WORK INSTRUCTION -> Gather all lines in the data that hold the string "value".

Items from a dataset ->
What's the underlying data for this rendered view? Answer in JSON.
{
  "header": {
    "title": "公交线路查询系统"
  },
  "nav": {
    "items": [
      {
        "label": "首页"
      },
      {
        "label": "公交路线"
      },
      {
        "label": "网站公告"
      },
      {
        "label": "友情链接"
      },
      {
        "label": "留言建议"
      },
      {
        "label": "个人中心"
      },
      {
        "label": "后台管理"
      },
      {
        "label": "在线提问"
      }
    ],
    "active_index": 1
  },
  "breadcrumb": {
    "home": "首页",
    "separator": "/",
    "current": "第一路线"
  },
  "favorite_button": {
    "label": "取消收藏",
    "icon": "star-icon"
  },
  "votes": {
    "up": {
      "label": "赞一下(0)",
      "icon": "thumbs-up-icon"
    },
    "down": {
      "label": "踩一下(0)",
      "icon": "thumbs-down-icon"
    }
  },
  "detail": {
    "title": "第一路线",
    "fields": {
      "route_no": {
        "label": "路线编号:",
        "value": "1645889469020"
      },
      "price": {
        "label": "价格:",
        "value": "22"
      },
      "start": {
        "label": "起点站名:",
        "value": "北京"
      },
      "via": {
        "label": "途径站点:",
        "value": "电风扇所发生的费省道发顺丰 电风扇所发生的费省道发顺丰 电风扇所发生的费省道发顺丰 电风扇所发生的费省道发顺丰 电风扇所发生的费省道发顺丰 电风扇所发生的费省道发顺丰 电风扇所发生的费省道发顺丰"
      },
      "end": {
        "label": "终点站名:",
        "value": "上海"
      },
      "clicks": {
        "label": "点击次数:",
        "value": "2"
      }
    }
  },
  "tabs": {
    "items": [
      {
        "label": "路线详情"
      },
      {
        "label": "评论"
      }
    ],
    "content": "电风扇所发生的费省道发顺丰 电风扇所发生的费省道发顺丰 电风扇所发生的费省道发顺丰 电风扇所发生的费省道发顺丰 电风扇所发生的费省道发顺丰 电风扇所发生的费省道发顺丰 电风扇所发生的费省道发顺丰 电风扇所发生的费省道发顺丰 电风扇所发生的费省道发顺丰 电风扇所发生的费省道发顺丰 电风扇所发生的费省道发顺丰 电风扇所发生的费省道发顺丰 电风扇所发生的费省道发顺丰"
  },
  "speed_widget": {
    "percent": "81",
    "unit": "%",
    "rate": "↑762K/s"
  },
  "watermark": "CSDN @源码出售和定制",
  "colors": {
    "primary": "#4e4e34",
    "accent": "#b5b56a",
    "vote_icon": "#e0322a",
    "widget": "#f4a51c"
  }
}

FINISHED TASK ->
        "value": "1645889469020"
        "value": "22"
        "value": "北京"
        "value": "电风扇所发生的费省道发顺丰 电风扇所发生的费省道发顺丰 电风扇所发生的费省道发顺丰 电风扇所发生的费省道发顺丰 电风扇所发生的费省道发顺丰 电风扇所发生的费省道发顺丰 电风扇所发生的费省道发顺丰"
        "value": "上海"
        "value": "2"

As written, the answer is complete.